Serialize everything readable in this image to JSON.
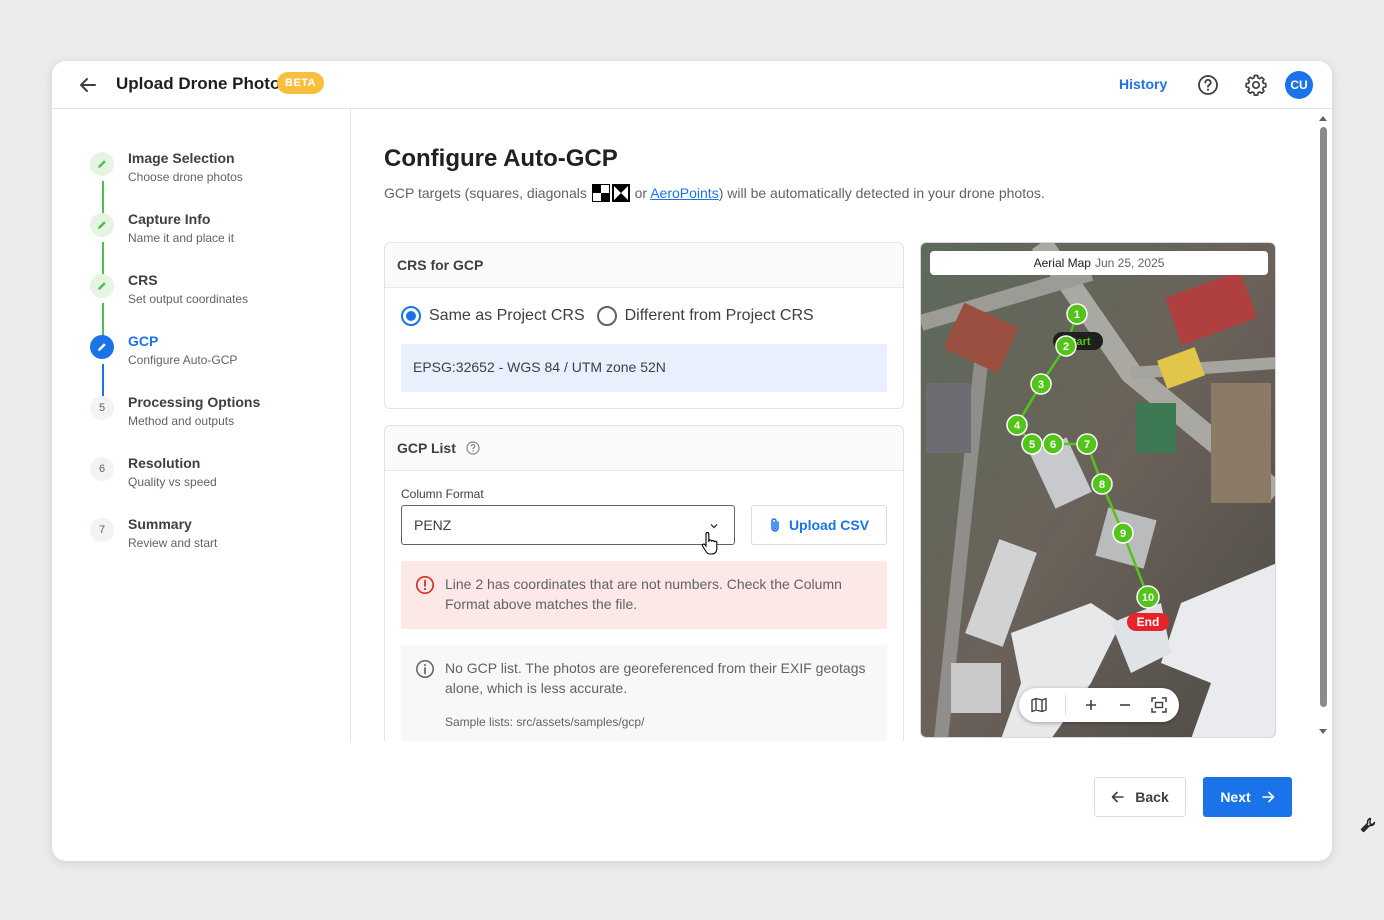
{
  "header": {
    "title": "Upload Drone Photos",
    "badge": "BETA",
    "history_label": "History",
    "avatar_initials": "CU"
  },
  "steps": [
    {
      "label": "Image Selection",
      "sub": "Choose drone photos",
      "status": "done"
    },
    {
      "label": "Capture Info",
      "sub": "Name it and place it",
      "status": "done"
    },
    {
      "label": "CRS",
      "sub": "Set output coordinates",
      "status": "done"
    },
    {
      "label": "GCP",
      "sub": "Configure Auto-GCP",
      "status": "active"
    },
    {
      "label": "Processing Options",
      "sub": "Method and outputs",
      "status": "todo",
      "number": "5"
    },
    {
      "label": "Resolution",
      "sub": "Quality vs speed",
      "status": "todo",
      "number": "6"
    },
    {
      "label": "Summary",
      "sub": "Review and start",
      "status": "todo",
      "number": "7"
    }
  ],
  "main": {
    "heading": "Configure Auto-GCP",
    "desc_prefix": "GCP targets (squares, diagonals",
    "desc_or": "or",
    "desc_link": "AeroPoints",
    "desc_suffix": ") will be automatically detected in your drone photos."
  },
  "crs_card": {
    "title": "CRS for GCP",
    "option_same": "Same as Project CRS",
    "option_different": "Different from Project CRS",
    "selected": "same",
    "crs_value": "EPSG:32652 - WGS 84 / UTM zone 52N"
  },
  "gcp_card": {
    "title": "GCP List",
    "column_format_label": "Column Format",
    "column_format_value": "PENZ",
    "upload_label": "Upload CSV",
    "error_text": "Line 2 has coordinates that are not numbers. Check the Column Format above matches the file.",
    "info_text": "No GCP list. The photos are georeferenced from their EXIF geotags alone, which is less accurate.",
    "sample_text": "Sample lists: src/assets/samples/gcp/"
  },
  "map": {
    "label": "Aerial Map",
    "date": "Jun 25, 2025",
    "start_label": "Start",
    "end_label": "End",
    "markers": [
      "1",
      "2",
      "3",
      "4",
      "5",
      "6",
      "7",
      "8",
      "9",
      "10"
    ],
    "marker_color": "#52c41a",
    "end_color": "#e8232a"
  },
  "footer": {
    "back_label": "Back",
    "next_label": "Next"
  },
  "colors": {
    "accent": "#1a73e8",
    "success": "#4cc24a",
    "badge": "#f9be3c",
    "error_bg": "#fce8e6",
    "crs_bg": "#e8f0fe"
  }
}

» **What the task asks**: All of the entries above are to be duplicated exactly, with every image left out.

» **Written reply**:
Serialize everything readable in this image to JSON.
{
  "header": {
    "title": "Upload Drone Photos",
    "badge": "BETA",
    "history_label": "History",
    "avatar_initials": "CU"
  },
  "steps": [
    {
      "label": "Image Selection",
      "sub": "Choose drone photos",
      "status": "done"
    },
    {
      "label": "Capture Info",
      "sub": "Name it and place it",
      "status": "done"
    },
    {
      "label": "CRS",
      "sub": "Set output coordinates",
      "status": "done"
    },
    {
      "label": "GCP",
      "sub": "Configure Auto-GCP",
      "status": "active"
    },
    {
      "label": "Processing Options",
      "sub": "Method and outputs",
      "status": "todo",
      "number": "5"
    },
    {
      "label": "Resolution",
      "sub": "Quality vs speed",
      "status": "todo",
      "number": "6"
    },
    {
      "label": "Summary",
      "sub": "Review and start",
      "status": "todo",
      "number": "7"
    }
  ],
  "main": {
    "heading": "Configure Auto-GCP",
    "desc_prefix": "GCP targets (squares, diagonals",
    "desc_or": "or",
    "desc_link": "AeroPoints",
    "desc_suffix": ") will be automatically detected in your drone photos."
  },
  "crs_card": {
    "title": "CRS for GCP",
    "option_same": "Same as Project CRS",
    "option_different": "Different from Project CRS",
    "selected": "same",
    "crs_value": "EPSG:32652 - WGS 84 / UTM zone 52N"
  },
  "gcp_card": {
    "title": "GCP List",
    "column_format_label": "Column Format",
    "column_format_value": "PENZ",
    "upload_label": "Upload CSV",
    "error_text": "Line 2 has coordinates that are not numbers. Check the Column Format above matches the file.",
    "info_text": "No GCP list. The photos are georeferenced from their EXIF geotags alone, which is less accurate.",
    "sample_text": "Sample lists: src/assets/samples/gcp/"
  },
  "map": {
    "label": "Aerial Map",
    "date": "Jun 25, 2025",
    "start_label": "Start",
    "end_label": "End",
    "markers": [
      "1",
      "2",
      "3",
      "4",
      "5",
      "6",
      "7",
      "8",
      "9",
      "10"
    ],
    "marker_color": "#52c41a",
    "end_color": "#e8232a"
  },
  "footer": {
    "back_label": "Back",
    "next_label": "Next"
  },
  "colors": {
    "accent": "#1a73e8",
    "success": "#4cc24a",
    "badge": "#f9be3c",
    "error_bg": "#fce8e6",
    "crs_bg": "#e8f0fe"
  }
}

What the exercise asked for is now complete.